My fabulous mother has the most refined taste of anyone I’ve ever known- but it’s been a process- developed over her lifetime, and for a while, mine.
When I was born, we lived in a little apartment that I still remember as having a mish-mash of furniture styles. They were, after all, newlyweds, and I’m pretty sure my grandmother Daisy handed a piece, or two, down.
We next moved into the only home my parents would live in together- the ranch-style house they built on Clarion Drive.
My mother had the builder clad the exterior bottom third in brick, hang louvered shutters on only the windows that would have naturally taken them, and trim-out the over-sized front door with moldings that made the entry appear to be a french double.
Clever. And successful.
I thought it was the prettiest house on the street.
She changed her decorating scheme to American Colonial (as was the fashion of the time), but soon got sick of the heavy machine-turned orange lacquered wood, and reinvented our surroundings to reflect the ‘modern’ vibe of the 60’s.
Very Mad Men.
With a growing family (we were now four), she got thrifty and began going to estate sales- of mostly elderly people- who didn’t have ‘Modern’. They had old stuff called ‘Antiques’. And it was interesting. And abundant. And affordable.
Our ‘foyer’ had a French regency wall console topped by a huge gold-gilt mirror, next to a Charles and Ray Eames lounge chair and ottoman.

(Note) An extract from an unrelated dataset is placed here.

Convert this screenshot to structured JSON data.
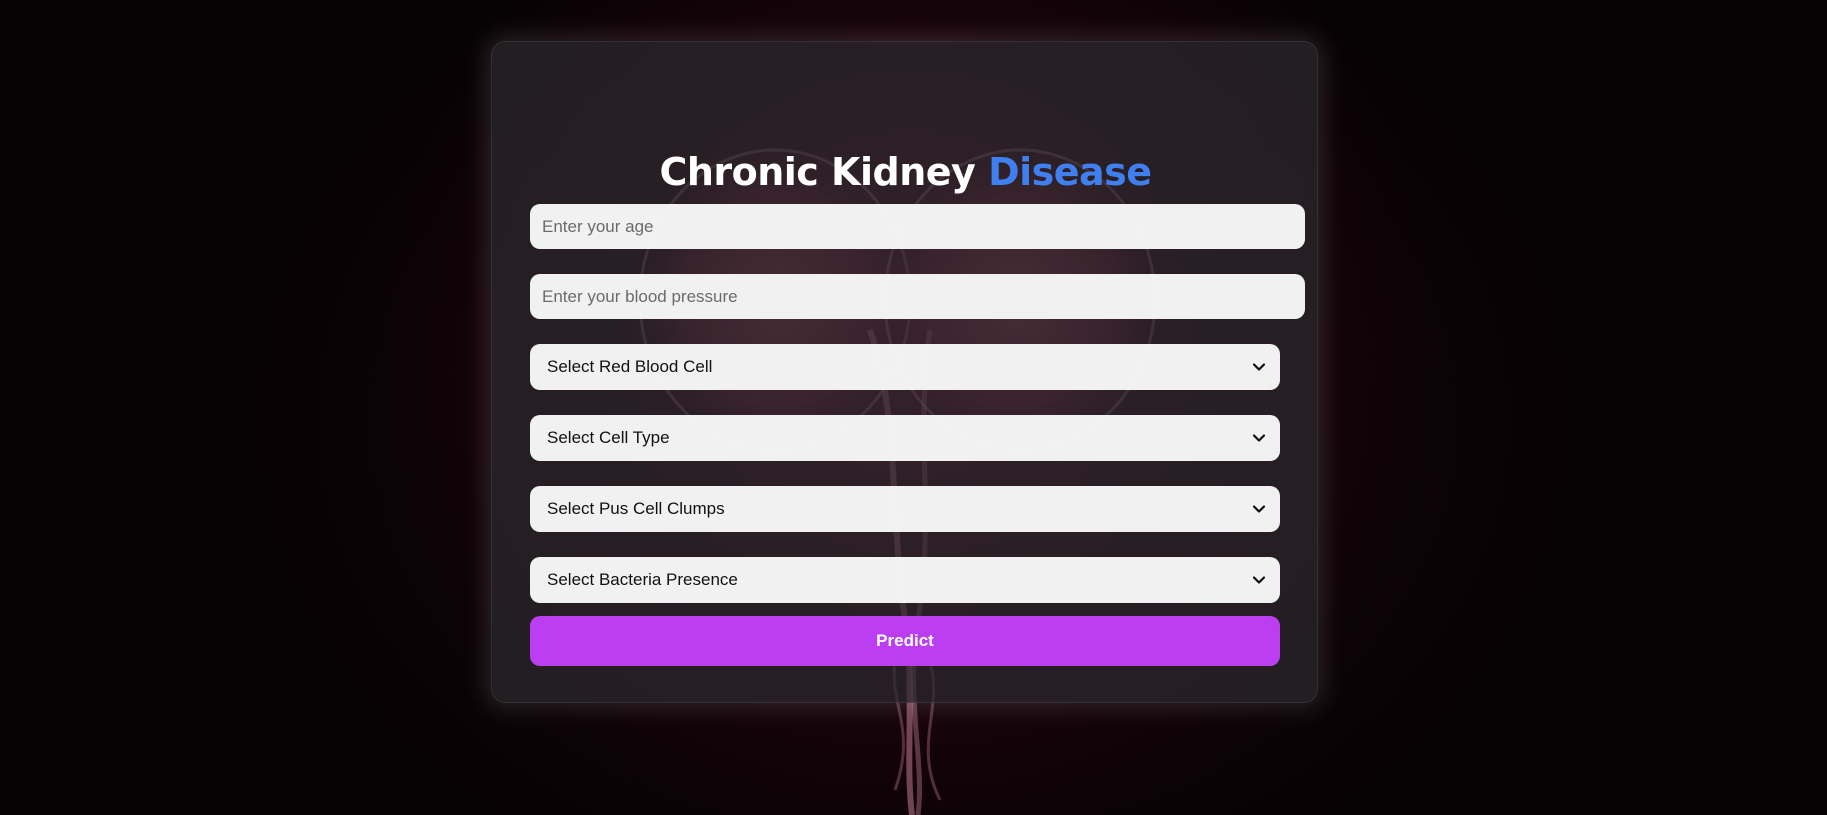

The far end of the living room was anchored by an English rolled-arm Empire couch that she had reupholstered in white leather! With a wall hung, gallery style, with Renaissance Illuminated prayer pages, German short bread presses, and my 8th grade art project!
Double Genius!( It was good).
Long story short- she was talented! She still is.
Mom sees things other mere mortals just can’t quite grasp.
Like the time she brought home a really old piece of tattered multi-colored cloth (that had a dozen names on it, and a 1878 embroidered date) and wrapped the trunk of the wee Christmas tree she always had on the closed top of the Baby Grand piano, where she served desserts at my parent’s famous Christmas Eve open house.
But this time, I thought she had simply gone too far with the ‘old’ thing. After all, this blanket had been stitched together from what looked like dozens of different pieces of cloth, and people had sewed messages into it!
“Mom, this thing looks dirty”.
“It’s not dirty Cheryl Ann. It’s just been loved”.
“I don’t know. I think I see a piece of someones problem in here”.
“There are no problems with this quilt. It was a labor of love between women in hard times”.
“What hard times? Doesn’t everyone have two cars, go on a spring vacation and have a college fund?”
No. That’s all she said. That’s all she had to. Lesson learned.
Years later, I would come into possession of that quilt, and marry a man whose sister was a master quilter.
I still treasure them both, and this Christmas was inspired by them to sew quilts for my children (it had been twenty years since my last creation).
They’re amateur, off-kilter, machine stitched, uncomplicated, and made with so much love Mom and Nina would be proud…
(It was his favorite Christmas present!)